Study shows a high-fat diet may be good for us
ATLANTA - For years, we've had it drilled into us that fat is bad. Experts have warned us loading up of things like butter, cheese, and meat could put us on the fast-track to the cath lab, and raise your risk of dying from a heart attack or stroke.But a major new study could upend our obsession with cutting fat.
The study, called PURE (Prospective Urban Rural Epidemiology), followed 135,000 people in 18 countries.
Dr. Felipe Lobelo, MD, an Associate Professor of Global Health at the Emory Rollins School of Public Health, says the study adds to the growing evidence going low-fat is not the answer.

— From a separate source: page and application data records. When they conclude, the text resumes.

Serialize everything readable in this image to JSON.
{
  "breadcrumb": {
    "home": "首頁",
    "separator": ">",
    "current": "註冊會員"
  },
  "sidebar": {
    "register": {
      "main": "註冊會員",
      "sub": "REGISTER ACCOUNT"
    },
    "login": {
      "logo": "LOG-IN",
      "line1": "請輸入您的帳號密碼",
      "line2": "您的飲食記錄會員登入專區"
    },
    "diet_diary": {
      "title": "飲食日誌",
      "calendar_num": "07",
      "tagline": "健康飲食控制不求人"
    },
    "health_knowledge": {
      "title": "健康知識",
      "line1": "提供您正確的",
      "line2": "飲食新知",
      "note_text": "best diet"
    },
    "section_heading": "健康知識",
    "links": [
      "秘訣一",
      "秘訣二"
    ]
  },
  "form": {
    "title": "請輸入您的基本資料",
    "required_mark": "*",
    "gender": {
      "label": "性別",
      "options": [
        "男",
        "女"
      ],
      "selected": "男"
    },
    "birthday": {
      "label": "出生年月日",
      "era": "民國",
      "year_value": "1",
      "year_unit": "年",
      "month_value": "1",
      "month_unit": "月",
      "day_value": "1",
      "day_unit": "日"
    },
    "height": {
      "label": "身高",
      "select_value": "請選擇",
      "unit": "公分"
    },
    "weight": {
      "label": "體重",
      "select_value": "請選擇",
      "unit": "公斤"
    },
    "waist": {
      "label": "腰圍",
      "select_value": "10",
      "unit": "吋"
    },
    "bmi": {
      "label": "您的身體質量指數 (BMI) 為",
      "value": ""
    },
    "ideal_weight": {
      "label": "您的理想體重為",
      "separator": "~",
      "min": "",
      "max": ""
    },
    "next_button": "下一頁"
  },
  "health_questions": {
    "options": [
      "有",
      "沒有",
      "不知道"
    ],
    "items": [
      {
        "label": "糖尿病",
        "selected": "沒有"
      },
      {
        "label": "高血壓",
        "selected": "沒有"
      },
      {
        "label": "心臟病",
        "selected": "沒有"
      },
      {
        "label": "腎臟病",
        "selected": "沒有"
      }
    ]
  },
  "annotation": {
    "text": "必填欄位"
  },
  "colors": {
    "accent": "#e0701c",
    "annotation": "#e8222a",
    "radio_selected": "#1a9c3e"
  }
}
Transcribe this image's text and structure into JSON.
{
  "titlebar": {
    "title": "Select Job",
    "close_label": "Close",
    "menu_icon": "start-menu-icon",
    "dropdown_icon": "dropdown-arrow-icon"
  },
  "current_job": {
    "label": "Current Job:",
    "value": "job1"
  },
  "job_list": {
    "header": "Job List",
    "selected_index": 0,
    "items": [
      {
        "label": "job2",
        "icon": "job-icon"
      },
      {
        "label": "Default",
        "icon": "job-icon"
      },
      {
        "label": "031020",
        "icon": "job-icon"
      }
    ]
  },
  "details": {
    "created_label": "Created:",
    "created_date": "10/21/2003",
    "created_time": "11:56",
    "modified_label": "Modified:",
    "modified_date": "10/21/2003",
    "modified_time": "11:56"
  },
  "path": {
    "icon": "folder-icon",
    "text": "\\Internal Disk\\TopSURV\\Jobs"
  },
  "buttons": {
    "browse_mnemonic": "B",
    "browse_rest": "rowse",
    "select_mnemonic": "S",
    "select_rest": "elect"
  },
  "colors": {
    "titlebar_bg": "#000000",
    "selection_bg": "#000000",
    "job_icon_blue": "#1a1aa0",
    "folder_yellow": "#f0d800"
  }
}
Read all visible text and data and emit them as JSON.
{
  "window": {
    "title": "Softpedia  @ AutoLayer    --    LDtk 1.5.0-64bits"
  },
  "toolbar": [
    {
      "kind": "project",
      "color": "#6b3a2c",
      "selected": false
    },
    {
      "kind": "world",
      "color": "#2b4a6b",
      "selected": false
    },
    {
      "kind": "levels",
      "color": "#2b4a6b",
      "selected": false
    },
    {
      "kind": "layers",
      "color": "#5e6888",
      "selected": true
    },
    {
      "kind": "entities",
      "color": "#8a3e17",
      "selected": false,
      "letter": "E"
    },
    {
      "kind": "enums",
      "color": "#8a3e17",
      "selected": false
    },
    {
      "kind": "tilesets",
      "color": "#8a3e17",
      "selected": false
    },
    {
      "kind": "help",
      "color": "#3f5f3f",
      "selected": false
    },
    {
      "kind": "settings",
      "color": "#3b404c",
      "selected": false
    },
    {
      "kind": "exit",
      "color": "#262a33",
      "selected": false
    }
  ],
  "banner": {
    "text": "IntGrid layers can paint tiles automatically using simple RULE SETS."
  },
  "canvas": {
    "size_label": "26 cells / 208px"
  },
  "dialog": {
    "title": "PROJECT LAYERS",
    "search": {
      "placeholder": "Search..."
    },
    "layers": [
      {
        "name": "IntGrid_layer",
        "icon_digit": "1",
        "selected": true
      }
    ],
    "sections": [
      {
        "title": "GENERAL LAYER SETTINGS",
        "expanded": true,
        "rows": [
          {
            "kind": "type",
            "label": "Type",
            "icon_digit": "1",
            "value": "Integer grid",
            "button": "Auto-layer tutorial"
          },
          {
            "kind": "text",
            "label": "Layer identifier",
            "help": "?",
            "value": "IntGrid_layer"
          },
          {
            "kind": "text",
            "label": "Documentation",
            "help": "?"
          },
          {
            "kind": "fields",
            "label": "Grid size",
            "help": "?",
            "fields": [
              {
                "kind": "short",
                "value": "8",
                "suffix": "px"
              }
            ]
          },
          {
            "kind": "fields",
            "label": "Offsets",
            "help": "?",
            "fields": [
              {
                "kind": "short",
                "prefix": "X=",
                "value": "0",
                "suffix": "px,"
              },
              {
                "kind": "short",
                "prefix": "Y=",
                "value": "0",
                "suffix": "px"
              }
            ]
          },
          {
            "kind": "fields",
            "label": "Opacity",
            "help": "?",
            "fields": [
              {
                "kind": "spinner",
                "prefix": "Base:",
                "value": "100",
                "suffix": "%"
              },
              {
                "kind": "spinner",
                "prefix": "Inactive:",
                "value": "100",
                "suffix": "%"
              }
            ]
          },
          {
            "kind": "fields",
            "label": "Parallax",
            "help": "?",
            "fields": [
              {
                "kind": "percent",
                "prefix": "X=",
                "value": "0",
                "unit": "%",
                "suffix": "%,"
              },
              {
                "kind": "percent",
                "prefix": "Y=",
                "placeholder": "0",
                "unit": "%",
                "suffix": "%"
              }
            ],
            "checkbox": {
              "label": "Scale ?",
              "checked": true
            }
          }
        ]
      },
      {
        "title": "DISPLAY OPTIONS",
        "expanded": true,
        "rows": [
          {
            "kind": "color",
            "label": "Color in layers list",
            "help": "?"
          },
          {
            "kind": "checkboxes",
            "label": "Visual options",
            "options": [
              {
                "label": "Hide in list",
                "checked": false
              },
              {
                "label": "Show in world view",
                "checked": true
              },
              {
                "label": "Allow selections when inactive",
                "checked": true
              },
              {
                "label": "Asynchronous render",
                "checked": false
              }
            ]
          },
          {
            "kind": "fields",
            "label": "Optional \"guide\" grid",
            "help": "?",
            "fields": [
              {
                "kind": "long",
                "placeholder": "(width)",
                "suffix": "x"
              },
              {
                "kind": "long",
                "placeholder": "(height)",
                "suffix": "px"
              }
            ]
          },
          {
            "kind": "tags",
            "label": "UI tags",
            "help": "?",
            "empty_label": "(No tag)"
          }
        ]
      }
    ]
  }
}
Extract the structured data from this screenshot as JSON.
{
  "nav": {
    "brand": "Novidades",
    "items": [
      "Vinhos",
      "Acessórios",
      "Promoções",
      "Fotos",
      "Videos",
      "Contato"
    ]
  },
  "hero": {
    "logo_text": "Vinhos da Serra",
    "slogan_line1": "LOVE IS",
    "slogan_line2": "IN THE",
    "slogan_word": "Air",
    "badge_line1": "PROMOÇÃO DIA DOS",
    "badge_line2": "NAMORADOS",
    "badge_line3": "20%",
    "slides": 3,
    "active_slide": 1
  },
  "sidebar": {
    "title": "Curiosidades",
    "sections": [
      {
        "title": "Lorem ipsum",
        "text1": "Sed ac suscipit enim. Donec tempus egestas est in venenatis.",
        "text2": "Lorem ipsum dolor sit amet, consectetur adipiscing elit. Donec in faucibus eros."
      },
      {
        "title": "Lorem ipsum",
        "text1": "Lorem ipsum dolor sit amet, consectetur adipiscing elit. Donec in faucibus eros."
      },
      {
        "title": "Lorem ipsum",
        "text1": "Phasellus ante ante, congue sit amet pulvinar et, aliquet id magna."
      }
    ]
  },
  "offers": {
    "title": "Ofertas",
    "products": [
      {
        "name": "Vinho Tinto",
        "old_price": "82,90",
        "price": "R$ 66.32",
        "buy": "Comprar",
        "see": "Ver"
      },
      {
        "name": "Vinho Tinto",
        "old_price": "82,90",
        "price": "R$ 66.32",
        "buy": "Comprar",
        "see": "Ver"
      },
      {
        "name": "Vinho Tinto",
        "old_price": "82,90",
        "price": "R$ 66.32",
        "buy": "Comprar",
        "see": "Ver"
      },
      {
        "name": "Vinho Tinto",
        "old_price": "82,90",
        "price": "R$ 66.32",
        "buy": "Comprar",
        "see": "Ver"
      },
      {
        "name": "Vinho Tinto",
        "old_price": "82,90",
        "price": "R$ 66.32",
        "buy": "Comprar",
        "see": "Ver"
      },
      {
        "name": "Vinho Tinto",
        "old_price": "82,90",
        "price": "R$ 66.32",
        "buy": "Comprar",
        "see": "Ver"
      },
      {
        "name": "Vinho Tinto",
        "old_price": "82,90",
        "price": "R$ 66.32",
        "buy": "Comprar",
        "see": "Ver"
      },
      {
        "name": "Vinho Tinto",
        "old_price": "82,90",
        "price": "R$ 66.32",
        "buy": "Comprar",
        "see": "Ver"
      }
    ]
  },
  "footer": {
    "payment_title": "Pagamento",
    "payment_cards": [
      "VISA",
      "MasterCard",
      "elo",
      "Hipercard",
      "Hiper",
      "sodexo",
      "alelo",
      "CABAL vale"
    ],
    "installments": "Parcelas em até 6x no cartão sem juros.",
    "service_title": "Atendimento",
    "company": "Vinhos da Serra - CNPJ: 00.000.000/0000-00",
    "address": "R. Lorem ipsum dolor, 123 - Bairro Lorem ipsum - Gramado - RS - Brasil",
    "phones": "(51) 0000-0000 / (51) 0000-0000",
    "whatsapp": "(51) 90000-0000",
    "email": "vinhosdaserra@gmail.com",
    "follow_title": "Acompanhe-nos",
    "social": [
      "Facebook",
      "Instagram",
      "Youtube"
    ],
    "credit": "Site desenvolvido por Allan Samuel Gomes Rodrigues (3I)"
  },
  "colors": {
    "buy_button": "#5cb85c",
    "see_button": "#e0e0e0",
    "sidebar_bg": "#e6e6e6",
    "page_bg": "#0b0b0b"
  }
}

"Because that hasn't really worked," Lobelo says. "And, we have more and more data showing that, if anything, it has negative consequences."
PURE researchers found some surprising things. For one, people who ate a higher-fat diet were 23 percent less likely to die than those who restricted their fat intake. And, the researchers say, eating a high-carb diet, heavy in foods like rice, pasta, and bread was much riskier in terms of cardiovascular health and mortality.
Lobelo is nor surprised, but he's also not sure the PURE findings will leading to major changes in dietary guidelines.
"The bottom line here is this is another piece of the puzzle," he says. "No one study is going to change 50 years of nutrition knowledge. But we're finding that reduction in carbohydrates as a public health message is more important than the prevailing message of limiting fats."
Because Lobelo says, a high-carb diet -- especially one that includes processed foods, can lead to insulin resistance and inflammation, raising our risk of type 2 diabetes, heart disease, and cancer. Don't go loading up on the butter just yet.
"Again, this is not carte blanche to go consume more fats and animal products, because we already do (that too much)," Lobelo says. "But we're definitely relying too much on refined carbohydrates and carbohydrates in our diet. And those probably need to be substituted for more fruits and vegetables."